■ **PROBLEM TO SOLVE**
Every line of the entries below that carries the string "class" should be copied.

◇ ◇ ◇ ◇ ◇ ◇ ◇

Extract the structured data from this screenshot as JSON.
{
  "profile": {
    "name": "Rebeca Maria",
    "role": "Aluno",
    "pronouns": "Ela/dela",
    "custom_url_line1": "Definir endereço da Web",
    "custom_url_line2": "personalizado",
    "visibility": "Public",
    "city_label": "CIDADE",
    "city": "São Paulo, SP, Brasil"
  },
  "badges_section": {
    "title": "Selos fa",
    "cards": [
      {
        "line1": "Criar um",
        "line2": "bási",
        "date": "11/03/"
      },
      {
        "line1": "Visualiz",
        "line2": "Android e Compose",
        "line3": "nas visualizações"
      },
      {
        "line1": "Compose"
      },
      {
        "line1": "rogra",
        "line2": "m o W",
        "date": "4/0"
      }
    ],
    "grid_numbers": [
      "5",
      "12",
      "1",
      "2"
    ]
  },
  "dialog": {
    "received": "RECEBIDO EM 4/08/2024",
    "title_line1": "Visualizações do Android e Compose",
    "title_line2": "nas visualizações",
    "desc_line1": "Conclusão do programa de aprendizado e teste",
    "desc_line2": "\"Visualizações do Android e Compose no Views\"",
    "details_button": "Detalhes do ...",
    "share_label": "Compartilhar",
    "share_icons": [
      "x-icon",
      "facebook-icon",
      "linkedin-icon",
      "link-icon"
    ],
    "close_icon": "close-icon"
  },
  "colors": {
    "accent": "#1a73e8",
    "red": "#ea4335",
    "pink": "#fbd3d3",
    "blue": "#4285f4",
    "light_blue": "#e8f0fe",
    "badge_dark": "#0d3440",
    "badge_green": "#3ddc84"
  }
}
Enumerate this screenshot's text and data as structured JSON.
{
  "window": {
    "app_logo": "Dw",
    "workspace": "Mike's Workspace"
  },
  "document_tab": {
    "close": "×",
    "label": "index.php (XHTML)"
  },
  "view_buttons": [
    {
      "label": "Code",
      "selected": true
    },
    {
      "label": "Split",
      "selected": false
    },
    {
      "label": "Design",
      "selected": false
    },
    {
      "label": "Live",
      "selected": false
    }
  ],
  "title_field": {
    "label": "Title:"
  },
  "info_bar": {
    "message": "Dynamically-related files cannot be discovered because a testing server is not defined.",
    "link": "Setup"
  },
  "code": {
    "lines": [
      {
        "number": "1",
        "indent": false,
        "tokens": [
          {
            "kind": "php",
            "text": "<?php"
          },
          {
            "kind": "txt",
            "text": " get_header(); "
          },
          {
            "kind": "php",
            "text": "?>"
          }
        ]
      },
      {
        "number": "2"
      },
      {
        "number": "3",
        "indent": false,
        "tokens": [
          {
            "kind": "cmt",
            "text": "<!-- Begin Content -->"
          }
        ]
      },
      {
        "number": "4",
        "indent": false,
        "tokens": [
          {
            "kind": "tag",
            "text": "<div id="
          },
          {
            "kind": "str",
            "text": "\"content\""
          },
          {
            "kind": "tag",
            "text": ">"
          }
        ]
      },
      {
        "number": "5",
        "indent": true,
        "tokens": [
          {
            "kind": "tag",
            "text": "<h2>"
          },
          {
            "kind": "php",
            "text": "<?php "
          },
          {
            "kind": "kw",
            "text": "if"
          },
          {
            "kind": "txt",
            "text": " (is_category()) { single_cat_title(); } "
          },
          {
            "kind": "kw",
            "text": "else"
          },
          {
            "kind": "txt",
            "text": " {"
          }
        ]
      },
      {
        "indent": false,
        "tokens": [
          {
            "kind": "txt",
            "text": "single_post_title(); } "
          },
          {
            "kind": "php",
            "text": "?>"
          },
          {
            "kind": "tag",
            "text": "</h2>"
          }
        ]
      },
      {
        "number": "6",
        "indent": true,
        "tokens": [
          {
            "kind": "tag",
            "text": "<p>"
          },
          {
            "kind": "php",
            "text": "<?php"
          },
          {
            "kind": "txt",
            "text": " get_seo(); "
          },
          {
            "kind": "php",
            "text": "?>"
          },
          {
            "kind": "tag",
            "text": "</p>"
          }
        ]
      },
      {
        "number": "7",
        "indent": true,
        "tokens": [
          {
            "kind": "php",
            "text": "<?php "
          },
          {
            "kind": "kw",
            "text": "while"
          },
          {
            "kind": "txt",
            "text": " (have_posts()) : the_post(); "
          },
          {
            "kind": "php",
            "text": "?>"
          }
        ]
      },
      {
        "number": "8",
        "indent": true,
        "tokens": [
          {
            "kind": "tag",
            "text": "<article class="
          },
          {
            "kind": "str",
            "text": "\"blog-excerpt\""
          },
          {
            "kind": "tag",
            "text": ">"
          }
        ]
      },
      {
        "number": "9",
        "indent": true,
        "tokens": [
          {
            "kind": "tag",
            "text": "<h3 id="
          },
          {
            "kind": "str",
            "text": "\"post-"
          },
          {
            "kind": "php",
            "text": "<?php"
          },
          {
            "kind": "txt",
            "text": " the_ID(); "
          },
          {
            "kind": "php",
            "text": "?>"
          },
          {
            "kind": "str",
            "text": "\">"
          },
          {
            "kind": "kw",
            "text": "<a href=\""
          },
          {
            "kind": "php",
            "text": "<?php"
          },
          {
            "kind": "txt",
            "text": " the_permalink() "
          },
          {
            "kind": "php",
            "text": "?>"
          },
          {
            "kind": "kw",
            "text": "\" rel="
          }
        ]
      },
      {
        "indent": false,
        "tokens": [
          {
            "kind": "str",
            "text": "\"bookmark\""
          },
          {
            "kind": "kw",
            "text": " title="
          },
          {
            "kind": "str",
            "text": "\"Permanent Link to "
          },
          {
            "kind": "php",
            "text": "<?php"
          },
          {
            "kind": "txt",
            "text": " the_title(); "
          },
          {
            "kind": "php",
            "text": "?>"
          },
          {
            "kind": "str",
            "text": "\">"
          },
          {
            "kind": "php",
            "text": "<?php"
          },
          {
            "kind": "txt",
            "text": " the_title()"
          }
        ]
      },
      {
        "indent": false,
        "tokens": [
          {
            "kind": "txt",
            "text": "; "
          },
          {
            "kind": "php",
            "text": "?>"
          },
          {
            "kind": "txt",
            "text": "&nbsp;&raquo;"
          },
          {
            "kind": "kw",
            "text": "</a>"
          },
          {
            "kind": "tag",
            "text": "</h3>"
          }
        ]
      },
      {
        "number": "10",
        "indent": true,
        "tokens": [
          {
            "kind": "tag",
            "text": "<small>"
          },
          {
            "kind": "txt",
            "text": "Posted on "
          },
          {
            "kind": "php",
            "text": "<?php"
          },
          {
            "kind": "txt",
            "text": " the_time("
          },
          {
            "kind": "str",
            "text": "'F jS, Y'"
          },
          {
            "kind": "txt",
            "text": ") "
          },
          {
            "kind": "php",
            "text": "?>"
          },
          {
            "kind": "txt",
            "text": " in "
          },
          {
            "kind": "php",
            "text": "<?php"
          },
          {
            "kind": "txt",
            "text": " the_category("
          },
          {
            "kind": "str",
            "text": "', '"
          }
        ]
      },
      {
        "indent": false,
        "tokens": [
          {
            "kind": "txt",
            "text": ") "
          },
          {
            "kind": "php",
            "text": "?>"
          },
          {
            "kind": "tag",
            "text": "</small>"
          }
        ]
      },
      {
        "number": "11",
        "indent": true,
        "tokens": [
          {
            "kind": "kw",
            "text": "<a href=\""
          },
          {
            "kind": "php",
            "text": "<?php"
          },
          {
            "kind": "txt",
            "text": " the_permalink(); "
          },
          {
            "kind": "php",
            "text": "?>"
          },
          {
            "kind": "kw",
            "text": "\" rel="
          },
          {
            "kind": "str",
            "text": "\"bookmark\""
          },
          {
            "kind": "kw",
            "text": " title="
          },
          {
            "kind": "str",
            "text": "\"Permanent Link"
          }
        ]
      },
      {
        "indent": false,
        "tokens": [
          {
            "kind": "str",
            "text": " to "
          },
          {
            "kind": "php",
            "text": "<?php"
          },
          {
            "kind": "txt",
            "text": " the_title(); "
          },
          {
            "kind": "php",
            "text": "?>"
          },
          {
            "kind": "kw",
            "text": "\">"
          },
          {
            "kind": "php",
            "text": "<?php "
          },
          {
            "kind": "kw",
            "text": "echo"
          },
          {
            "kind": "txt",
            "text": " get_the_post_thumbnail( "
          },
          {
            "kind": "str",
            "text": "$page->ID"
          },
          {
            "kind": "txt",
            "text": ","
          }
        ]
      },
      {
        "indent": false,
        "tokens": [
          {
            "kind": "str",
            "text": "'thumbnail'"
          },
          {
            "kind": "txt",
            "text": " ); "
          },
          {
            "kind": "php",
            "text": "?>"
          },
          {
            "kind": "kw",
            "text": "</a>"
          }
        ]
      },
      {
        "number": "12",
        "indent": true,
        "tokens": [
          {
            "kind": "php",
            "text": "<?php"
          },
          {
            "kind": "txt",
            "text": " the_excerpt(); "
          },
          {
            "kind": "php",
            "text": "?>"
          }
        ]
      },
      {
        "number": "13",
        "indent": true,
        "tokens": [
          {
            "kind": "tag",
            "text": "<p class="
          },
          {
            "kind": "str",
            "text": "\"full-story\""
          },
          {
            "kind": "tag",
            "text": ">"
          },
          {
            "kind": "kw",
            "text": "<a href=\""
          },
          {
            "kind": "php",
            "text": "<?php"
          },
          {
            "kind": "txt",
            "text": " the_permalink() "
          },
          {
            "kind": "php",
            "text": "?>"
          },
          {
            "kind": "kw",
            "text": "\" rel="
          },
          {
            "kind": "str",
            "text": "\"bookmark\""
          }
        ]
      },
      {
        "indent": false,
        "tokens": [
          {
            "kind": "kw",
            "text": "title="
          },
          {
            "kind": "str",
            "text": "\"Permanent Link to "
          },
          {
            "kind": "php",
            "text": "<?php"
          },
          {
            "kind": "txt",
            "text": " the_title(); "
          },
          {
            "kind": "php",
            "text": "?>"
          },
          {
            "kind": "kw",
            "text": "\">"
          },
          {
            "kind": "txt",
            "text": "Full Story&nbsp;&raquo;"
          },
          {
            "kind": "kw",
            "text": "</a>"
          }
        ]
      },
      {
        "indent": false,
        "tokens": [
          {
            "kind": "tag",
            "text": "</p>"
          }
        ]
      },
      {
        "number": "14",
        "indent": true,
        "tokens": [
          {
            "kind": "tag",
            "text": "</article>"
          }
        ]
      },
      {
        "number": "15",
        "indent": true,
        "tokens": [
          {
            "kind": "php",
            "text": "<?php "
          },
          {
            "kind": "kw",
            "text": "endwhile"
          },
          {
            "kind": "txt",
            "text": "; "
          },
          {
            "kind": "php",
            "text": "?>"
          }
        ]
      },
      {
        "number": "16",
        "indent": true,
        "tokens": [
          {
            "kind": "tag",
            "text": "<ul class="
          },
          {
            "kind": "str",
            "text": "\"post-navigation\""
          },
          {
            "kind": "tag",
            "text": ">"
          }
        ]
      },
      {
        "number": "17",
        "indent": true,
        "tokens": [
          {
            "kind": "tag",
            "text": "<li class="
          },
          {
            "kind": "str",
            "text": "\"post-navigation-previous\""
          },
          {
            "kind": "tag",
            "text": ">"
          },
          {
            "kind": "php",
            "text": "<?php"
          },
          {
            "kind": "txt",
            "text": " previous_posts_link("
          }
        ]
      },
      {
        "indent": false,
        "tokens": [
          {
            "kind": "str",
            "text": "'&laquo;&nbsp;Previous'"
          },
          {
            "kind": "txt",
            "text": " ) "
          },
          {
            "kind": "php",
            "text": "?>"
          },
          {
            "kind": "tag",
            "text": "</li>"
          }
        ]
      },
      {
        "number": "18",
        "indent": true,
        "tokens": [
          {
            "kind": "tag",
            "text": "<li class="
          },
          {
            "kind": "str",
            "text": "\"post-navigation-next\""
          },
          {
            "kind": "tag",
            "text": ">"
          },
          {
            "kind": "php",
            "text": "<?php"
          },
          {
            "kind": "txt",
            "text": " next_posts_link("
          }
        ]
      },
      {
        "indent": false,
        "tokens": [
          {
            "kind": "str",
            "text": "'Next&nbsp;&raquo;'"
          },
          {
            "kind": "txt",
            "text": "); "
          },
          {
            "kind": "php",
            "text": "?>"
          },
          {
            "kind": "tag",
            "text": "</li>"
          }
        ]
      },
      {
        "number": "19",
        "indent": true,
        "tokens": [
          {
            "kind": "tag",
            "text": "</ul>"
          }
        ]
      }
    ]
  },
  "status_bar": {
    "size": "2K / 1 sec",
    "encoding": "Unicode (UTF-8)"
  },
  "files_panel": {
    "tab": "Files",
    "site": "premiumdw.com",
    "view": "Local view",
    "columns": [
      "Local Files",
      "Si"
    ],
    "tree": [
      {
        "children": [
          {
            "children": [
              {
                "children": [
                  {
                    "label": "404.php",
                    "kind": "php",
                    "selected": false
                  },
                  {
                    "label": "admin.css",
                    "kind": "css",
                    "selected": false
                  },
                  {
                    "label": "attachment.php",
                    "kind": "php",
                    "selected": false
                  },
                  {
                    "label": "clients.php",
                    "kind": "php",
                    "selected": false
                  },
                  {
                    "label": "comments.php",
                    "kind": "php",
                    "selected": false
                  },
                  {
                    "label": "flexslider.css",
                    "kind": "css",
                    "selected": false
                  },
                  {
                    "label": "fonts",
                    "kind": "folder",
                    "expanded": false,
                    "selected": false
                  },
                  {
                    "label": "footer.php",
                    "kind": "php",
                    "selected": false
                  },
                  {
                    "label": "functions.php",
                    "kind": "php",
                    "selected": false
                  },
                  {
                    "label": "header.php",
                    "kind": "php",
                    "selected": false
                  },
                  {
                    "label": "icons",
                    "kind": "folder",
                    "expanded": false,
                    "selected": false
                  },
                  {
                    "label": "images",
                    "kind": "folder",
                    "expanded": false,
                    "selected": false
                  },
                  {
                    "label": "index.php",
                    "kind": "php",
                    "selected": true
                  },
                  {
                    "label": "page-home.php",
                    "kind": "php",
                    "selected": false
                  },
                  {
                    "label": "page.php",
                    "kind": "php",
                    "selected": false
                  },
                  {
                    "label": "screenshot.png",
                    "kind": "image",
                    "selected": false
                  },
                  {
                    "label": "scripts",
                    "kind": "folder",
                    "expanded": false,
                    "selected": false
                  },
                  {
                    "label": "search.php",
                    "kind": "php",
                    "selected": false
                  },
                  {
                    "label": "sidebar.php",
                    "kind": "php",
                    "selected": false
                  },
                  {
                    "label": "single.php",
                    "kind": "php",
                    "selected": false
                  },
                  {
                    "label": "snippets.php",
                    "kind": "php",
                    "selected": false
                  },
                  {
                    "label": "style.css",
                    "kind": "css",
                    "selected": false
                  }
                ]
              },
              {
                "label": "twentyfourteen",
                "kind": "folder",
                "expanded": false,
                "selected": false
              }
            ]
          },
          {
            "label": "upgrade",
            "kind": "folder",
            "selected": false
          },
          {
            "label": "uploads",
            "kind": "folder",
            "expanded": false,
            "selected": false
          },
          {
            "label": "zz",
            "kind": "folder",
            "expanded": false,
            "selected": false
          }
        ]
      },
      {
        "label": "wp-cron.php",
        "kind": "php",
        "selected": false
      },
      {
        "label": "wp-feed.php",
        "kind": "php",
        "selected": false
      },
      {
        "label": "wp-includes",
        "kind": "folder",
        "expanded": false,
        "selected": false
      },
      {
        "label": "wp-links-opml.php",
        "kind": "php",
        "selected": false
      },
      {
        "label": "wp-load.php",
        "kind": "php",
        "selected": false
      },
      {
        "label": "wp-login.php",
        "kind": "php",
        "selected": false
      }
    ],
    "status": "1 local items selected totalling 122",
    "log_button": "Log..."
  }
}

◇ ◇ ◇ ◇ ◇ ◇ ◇

■ **WRITTEN RESPONSE**
            "text": "<article class="
            "text": "<p class="
            "text": "<ul class="
            "text": "<li class="
            "text": "<li class="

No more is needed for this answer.